McLaughlin has been central to Leinster’s success this season. He gets through a Trojan amount of work at the breakdown and has become a line-out leader for the three-time Heineken Cup champions. Were he in the squad, it would allow Donnacha Ryan settle in at second row.
Player he should replace: Donncha O’Callaghan.
This is the most baffling decision. Kearney was in the golden circle, he made it into the 22 when Keith Earls had to opt out to be with his daughter. And now? Vanished again like Keyser Söze.
With Tommy Bowe still out injured there was always going to be an opening on the wing, but Kidney appears to have marked Fergus McFadden, Simon Zebo and Earls – despite the latter saying he is now uncomfortable in that role after playing centre – for the wide berths.
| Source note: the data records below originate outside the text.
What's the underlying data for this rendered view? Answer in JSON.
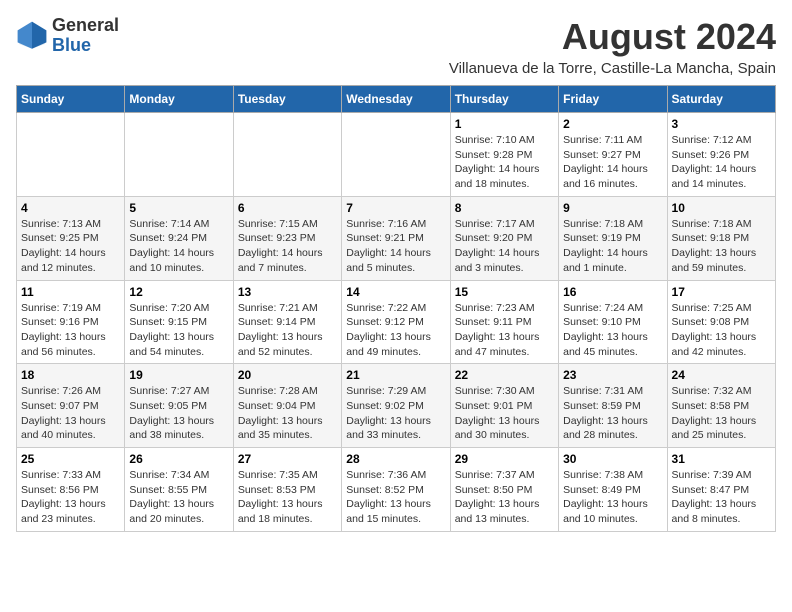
{
  "logo": {
    "general": "General",
    "blue": "Blue"
  },
  "title": "August 2024",
  "subtitle": "Villanueva de la Torre, Castille-La Mancha, Spain",
  "days_of_week": [
    "Sunday",
    "Monday",
    "Tuesday",
    "Wednesday",
    "Thursday",
    "Friday",
    "Saturday"
  ],
  "weeks": [
    [
      {
        "day": "",
        "detail": ""
      },
      {
        "day": "",
        "detail": ""
      },
      {
        "day": "",
        "detail": ""
      },
      {
        "day": "",
        "detail": ""
      },
      {
        "day": "1",
        "detail": "Sunrise: 7:10 AM\nSunset: 9:28 PM\nDaylight: 14 hours\nand 18 minutes."
      },
      {
        "day": "2",
        "detail": "Sunrise: 7:11 AM\nSunset: 9:27 PM\nDaylight: 14 hours\nand 16 minutes."
      },
      {
        "day": "3",
        "detail": "Sunrise: 7:12 AM\nSunset: 9:26 PM\nDaylight: 14 hours\nand 14 minutes."
      }
    ],
    [
      {
        "day": "4",
        "detail": "Sunrise: 7:13 AM\nSunset: 9:25 PM\nDaylight: 14 hours\nand 12 minutes."
      },
      {
        "day": "5",
        "detail": "Sunrise: 7:14 AM\nSunset: 9:24 PM\nDaylight: 14 hours\nand 10 minutes."
      },
      {
        "day": "6",
        "detail": "Sunrise: 7:15 AM\nSunset: 9:23 PM\nDaylight: 14 hours\nand 7 minutes."
      },
      {
        "day": "7",
        "detail": "Sunrise: 7:16 AM\nSunset: 9:21 PM\nDaylight: 14 hours\nand 5 minutes."
      },
      {
        "day": "8",
        "detail": "Sunrise: 7:17 AM\nSunset: 9:20 PM\nDaylight: 14 hours\nand 3 minutes."
      },
      {
        "day": "9",
        "detail": "Sunrise: 7:18 AM\nSunset: 9:19 PM\nDaylight: 14 hours\nand 1 minute."
      },
      {
        "day": "10",
        "detail": "Sunrise: 7:18 AM\nSunset: 9:18 PM\nDaylight: 13 hours\nand 59 minutes."
      }
    ],
    [
      {
        "day": "11",
        "detail": "Sunrise: 7:19 AM\nSunset: 9:16 PM\nDaylight: 13 hours\nand 56 minutes."
      },
      {
        "day": "12",
        "detail": "Sunrise: 7:20 AM\nSunset: 9:15 PM\nDaylight: 13 hours\nand 54 minutes."
      },
      {
        "day": "13",
        "detail": "Sunrise: 7:21 AM\nSunset: 9:14 PM\nDaylight: 13 hours\nand 52 minutes."
      },
      {
        "day": "14",
        "detail": "Sunrise: 7:22 AM\nSunset: 9:12 PM\nDaylight: 13 hours\nand 49 minutes."
      },
      {
        "day": "15",
        "detail": "Sunrise: 7:23 AM\nSunset: 9:11 PM\nDaylight: 13 hours\nand 47 minutes."
      },
      {
        "day": "16",
        "detail": "Sunrise: 7:24 AM\nSunset: 9:10 PM\nDaylight: 13 hours\nand 45 minutes."
      },
      {
        "day": "17",
        "detail": "Sunrise: 7:25 AM\nSunset: 9:08 PM\nDaylight: 13 hours\nand 42 minutes."
      }
    ],
    [
      {
        "day": "18",
        "detail": "Sunrise: 7:26 AM\nSunset: 9:07 PM\nDaylight: 13 hours\nand 40 minutes."
      },
      {
        "day": "19",
        "detail": "Sunrise: 7:27 AM\nSunset: 9:05 PM\nDaylight: 13 hours\nand 38 minutes."
      },
      {
        "day": "20",
        "detail": "Sunrise: 7:28 AM\nSunset: 9:04 PM\nDaylight: 13 hours\nand 35 minutes."
      },
      {
        "day": "21",
        "detail": "Sunrise: 7:29 AM\nSunset: 9:02 PM\nDaylight: 13 hours\nand 33 minutes."
      },
      {
        "day": "22",
        "detail": "Sunrise: 7:30 AM\nSunset: 9:01 PM\nDaylight: 13 hours\nand 30 minutes."
      },
      {
        "day": "23",
        "detail": "Sunrise: 7:31 AM\nSunset: 8:59 PM\nDaylight: 13 hours\nand 28 minutes."
      },
      {
        "day": "24",
        "detail": "Sunrise: 7:32 AM\nSunset: 8:58 PM\nDaylight: 13 hours\nand 25 minutes."
      }
    ],
    [
      {
        "day": "25",
        "detail": "Sunrise: 7:33 AM\nSunset: 8:56 PM\nDaylight: 13 hours\nand 23 minutes."
      },
      {
        "day": "26",
        "detail": "Sunrise: 7:34 AM\nSunset: 8:55 PM\nDaylight: 13 hours\nand 20 minutes."
      },
      {
        "day": "27",
        "detail": "Sunrise: 7:35 AM\nSunset: 8:53 PM\nDaylight: 13 hours\nand 18 minutes."
      },
      {
        "day": "28",
        "detail": "Sunrise: 7:36 AM\nSunset: 8:52 PM\nDaylight: 13 hours\nand 15 minutes."
      },
      {
        "day": "29",
        "detail": "Sunrise: 7:37 AM\nSunset: 8:50 PM\nDaylight: 13 hours\nand 13 minutes."
      },
      {
        "day": "30",
        "detail": "Sunrise: 7:38 AM\nSunset: 8:49 PM\nDaylight: 13 hours\nand 10 minutes."
      },
      {
        "day": "31",
        "detail": "Sunrise: 7:39 AM\nSunset: 8:47 PM\nDaylight: 13 hours\nand 8 minutes."
      }
    ]
  ]
}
Kearney can cover fullback and either wing, chosen ahead of him are players who can only fill one place in the back-line.
Player he should replace: Darren Cave
Like Kearney, McCarthy can count himself unlucky. Capped twice in the World Cup warm-ups and twice more in the Six Nations the Connacht stalwart must have sensed his time had arrived when he found he had no case to answer for making contact with the eye area of Tom Ryder and Paul O’Connell suffered his knee injury.
Instead, he is on standby with every other centrally contracted Irish player. Kidney has name-checked Leo Cullen to fill O’Connell’s boots. The old dog for the hard road, but McCarthy, 30, isn’t exactly wet behind the ears.
Player he should replace: Donncha O’Callaghan
Given that they’re on the verge on an unprecedented league and Heineken Cup double, you’ll have to forgive three of these five hailing from Leinster. Paddy Wallace has been in tremendous form also and is unfortunate to be shunned, but in the summer we want to see something fresh. And few give rugby more of an enlightened feel than Madigan.
He may not have much consistency off the tee or in controlling a game, but crikey he’s great to watch with ball in hand – seven tries in the Pro12 this season is testament to that.
The sad fact is, Kidney could not countenance playing a player who offers so little to the Kidney game-plan. Cutting loose and playing it as you see it doesn’t wash with Ireland. Ronan O’Gara is not done yet at international level and he would detest being left out, but we can’t see a scenario where he can spring a shock on the World Champions.
Player he should replace: Ronan O’Gara.
Getting dropped should not signal the automatic end of a career. Kidney sees it differently.
New Zealand can see us coming. It’s nothing they haven’t dealt with before.